Adventure Time has started to get super heavy, y’all.
Marceline has been shot into space by Princess Bubblegum to protect all of the Candy Kingdom. The Princess’s subjects have all gone into abject mourning, which seems to be primarily based on the purchasing of memorial swag of the Vampire Queen (and possibly my favorite line in any Adventure Time-related media: “I CAN FEEL ONLY THROUGH SWAG!”). Meanwhile, Finn awakes in Marceline’s house with a faulty memory of the last words he said to her, and the same repelling problem Marcy had before her unfortunate trip to space. Interspersed throughout the story are some vignettes from Marcy and Bubblegum’s past, which the Marceline/Bubblegum shippers (Bubbline?) should get their jollies out of.

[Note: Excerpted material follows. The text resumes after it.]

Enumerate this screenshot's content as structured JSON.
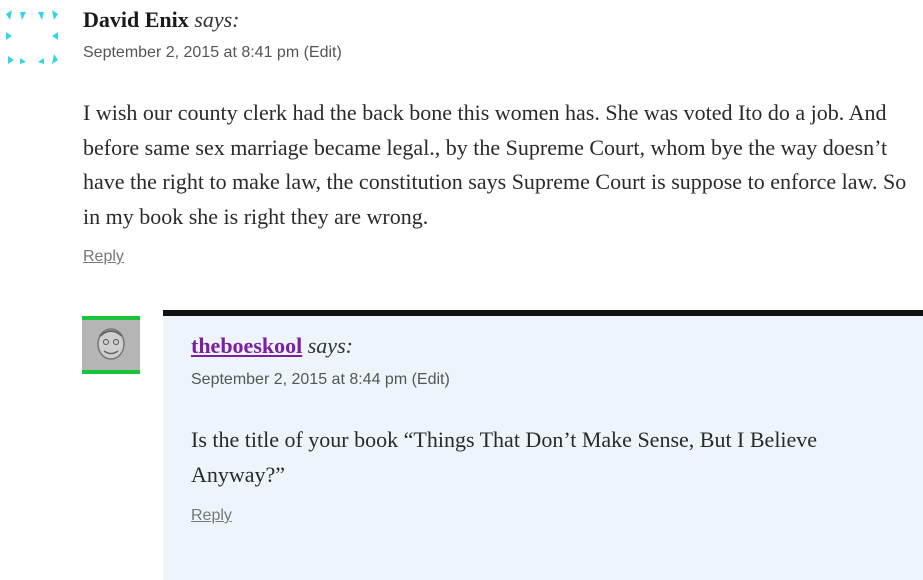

This comic is a lot of the things that I love about the Adventure Time franchise. There are ornamental aspects, like skewering the hipster culture that has made the property so successful (if Suspencer isn’t some sort of allusion to the Hipster capitalizing on nostalgia, I don’t know what we’re all doing here), baby Peppermint Butler, Cinnamon Bun being confused as to what exactly is money; but in the middle of it all is the beating, sad, wistful heart of every great Adventure Time story. The emotional core of this story is about what happens when our friends are gone, and when we miss the times we had with them. Was it our fault? Did they do something that they didn’t understand, that we had to push them away for a bit? Adventure Time consistently manages to find that sweet spot of specific stories that hit a universality for everyone who’s grown up, and who remembers what a fraught journey that was; in PB and Marcy, we get people who have grown up and miss the adventures, and in Finn, we get a brave hero who can avoid most of the pitfalls we all fell into.

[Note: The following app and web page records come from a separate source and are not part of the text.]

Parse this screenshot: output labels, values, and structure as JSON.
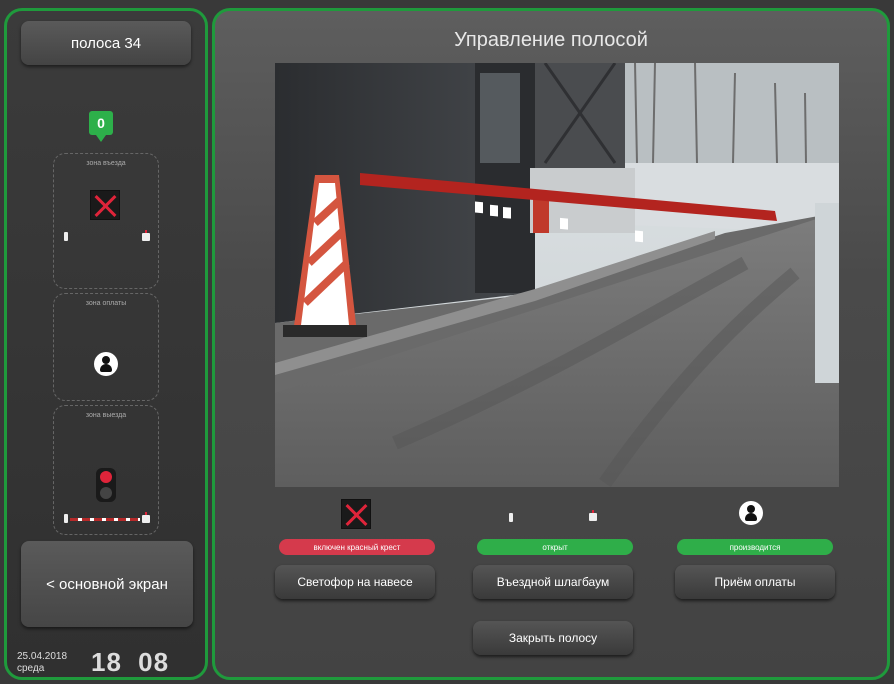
{
  "sidebar": {
    "lane_label": "полоса 34",
    "counter": "0",
    "zones": [
      {
        "label": "зона въезда"
      },
      {
        "label": "зона оплаты"
      },
      {
        "label": "зона выезда"
      }
    ],
    "main_screen_label": "< основной экран",
    "date": "25.04.2018",
    "weekday": "среда",
    "time_hours": "18",
    "time_minutes": "08"
  },
  "main": {
    "title": "Управление полосой",
    "statuses": [
      {
        "text": "включен красный крест",
        "color": "#d53a4c",
        "icon": "red-cross-icon"
      },
      {
        "text": "открыт",
        "color": "#2fae49",
        "icon": "barrier-icon"
      },
      {
        "text": "производится",
        "color": "#2fae49",
        "icon": "person-icon"
      }
    ],
    "buttons": {
      "traffic_light": "Светофор на навесе",
      "entry_barrier": "Въездной шлагбаум",
      "payment": "Приём оплаты",
      "close_lane": "Закрыть полосу"
    }
  }
}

Meredith Gran has proved herself adept at not only crafting well-realized versions of these characters and this universe, but she’s also able to walk the fine line between hilarious shenanigans and emotional content without veering over into an empty story with nothing to say about the inner life of the residents of Ooo or, pivoting the opposite direction, to a schmaltzy story that berates the readers with the theme. As anyone who’s ever interacted with a child for more than an hour can tell you, the only way to get kids to learn anything on a moral level is to sneak it past them--they’re devious, and they will defeat you. Aesop knew it; the Brothers Grimm knew it; now you know it.
Carey Pietsch’s art does a good job of existing within the Adventure Time universe without breaking its rules, but while also allowing them to bring a personal flavor to it. Most of the established characters (Peppermint Butler, Cinnamon Bun, Finn, Jake, etc) have a “look” that is tough to mess with, but the newer characters, like Suspencer, have an air about them that they belong there. It’s not quite the way Allison Strejlau illustrates Regular Show, where she animates more of the manic energy of the show than exact replicas of the characters, but it is similar--this book brings some of the absurdist flavor of the show out, as well as the aforementioned heartbreak.
I love this book. I can’t say enough good things about it, and I’m going to be sad when it ends, but it’s been a soothing balm after the burn of North and Paroline leaving the main title.
Writer: Meredith Gran Artist: Carey Pietsch Publisher: BOOM!/KaBOOM! Price: $3.99 Release Date: 2/11/15 Format: Mini-Series; Print/Digital